I would have come across the burning desert to be there for this. Luckily all I had to do was navigate through Pittsburgh. With a desert, you often find yourself looking at an oasis, only to find that you can’t really get there. Pittsburgh is a lot like that. You can see your destination, but can’t find the right sequence of ramps and bridges that can take you there. But I digress…
The wedding was beautiful, and blessedly short… All business, just the way I like it!
It was a little toasty in the church; a very old church. So old, in fact, that they didn’t build the doors very high. Of course, I found this out the “hard way” as I clonked my head on the top of the door on the way in. I came very, very close to saying some unholy things in a church. I won’t tell you what they were, but they sounded a lot like, “Bun of a snitch, my duck’n bed.”

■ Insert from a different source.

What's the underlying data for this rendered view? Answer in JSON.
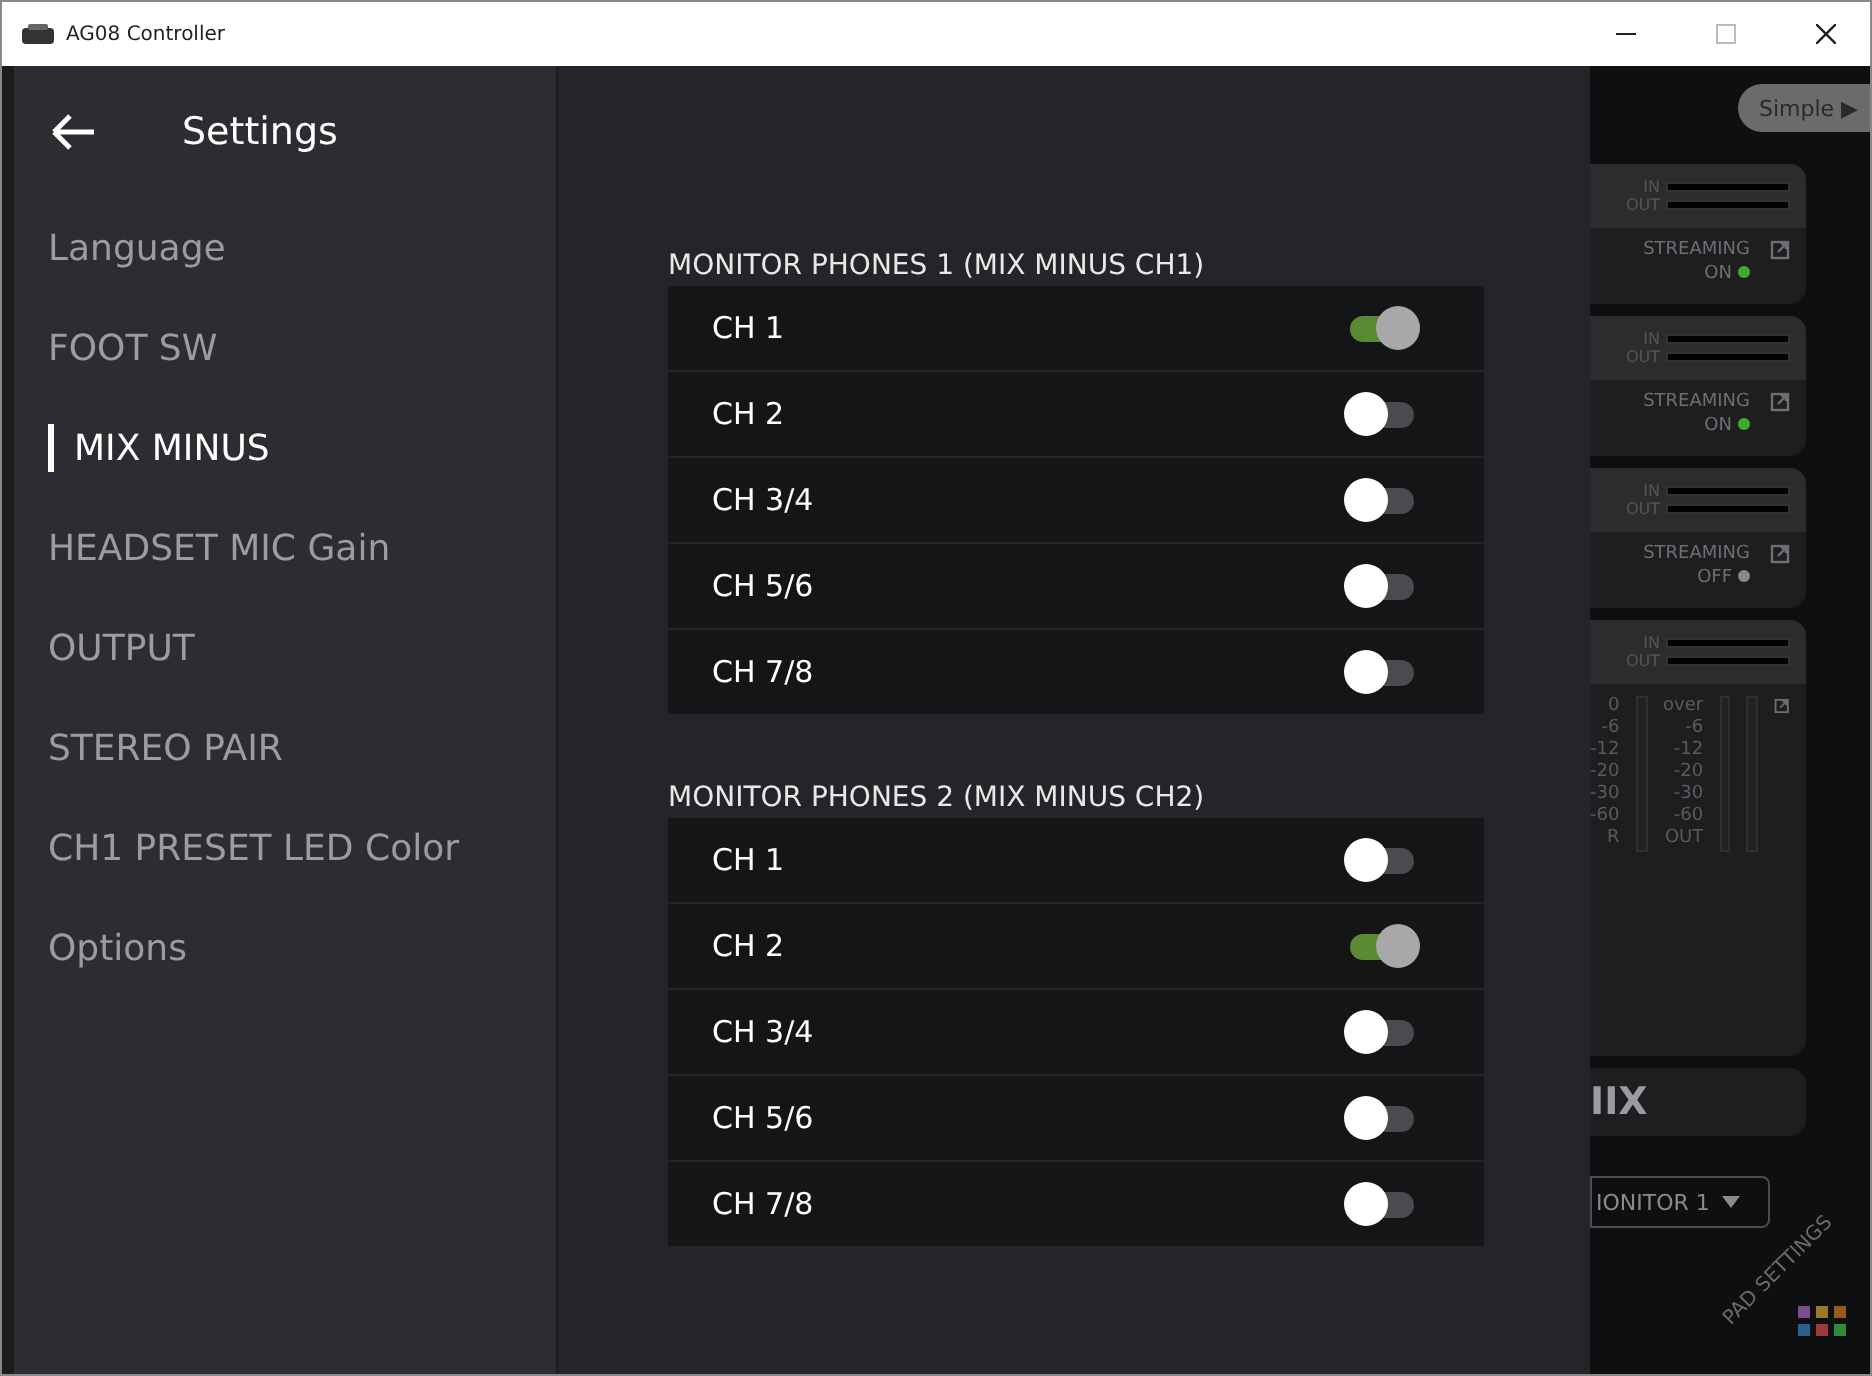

Maybe that’s what knocked so many of my wedding pictures out of focus. They looked good to me at the time, in my semi-concussed state.
I wasn’t very happy with my pictures… I still have to learn a better combination of settings for low level light, but I did get one good shot. In fact, I think this was the best one I’ve ever taken with people in it:
Maybe I just like it because I finally got one in focus.
The reception was wonderful; they jumped right into things… The Happy Couple arrived,
the First Dance,
the Cake Cutting,
the Toasts, then right to dinner.
I had the lamb. It was darned good, except by the time I was done, I had an urge to go put on a sweater.
Had to stop by the Cookie Table, of course.
Oh my. The goodness abounds.
It’s a good thing they were brisk about things because they needed to leave plenty of time for the Lebanese Circle Dance.
Director’s DVD Commentary: The mother of the bride is Lebanese so there was a great blending of the Italian and Lebanese traditions in Marta’s wedding, as there had been with her older siblings. And one of these traditions is the Lebanese Circle Dance. I’m sure that’s not the real name, but it’s what I call it. Or the LCD, for short. All forthcoming descriptions are my own non-expert observations.
The LCD takes about a half an hour and it involves a big circle of people who move clockwise and go sidestep/sidestep/stomp left/kick right… repeat. Inside the circle the bride does a ritualized dance with various partners.
The bride’s partner can be either male of female. Sometimes, the male waves a white towel while he’s dancing, like Meat Loaf used to do with the red hanky.
At one point, both the groom and the bride’s father came in the ring with the white towels. I think that symbolized the moment when the father says to the husband, “She is now off my books and on yours. No take-backs.”
It’s all very ritualized. I’m sure there are meanings behind every gesture.
For example, this gesture means, “Let’s go bowling.”
Hey, who bleached the Terrible Towels?
Even after the LCD was done, I swear the bride never left the dance floor. Baby girl must have incredible stamina… either that or she was all hopped up on goofballs. Wasn’t my kind of music though, but that’s just a generational thing. I was digging when they played Stevie Wonder’s “Superstition” though. Can’t deny The Funk. But the kids, God bless’em, they danced long into the night.
And me? All night long I couldn’t help looking at the portraits up on easels in the corner.
No matter how grown up she gets, I can’t help but see that little girl with the Hershey’s Kiss eyes.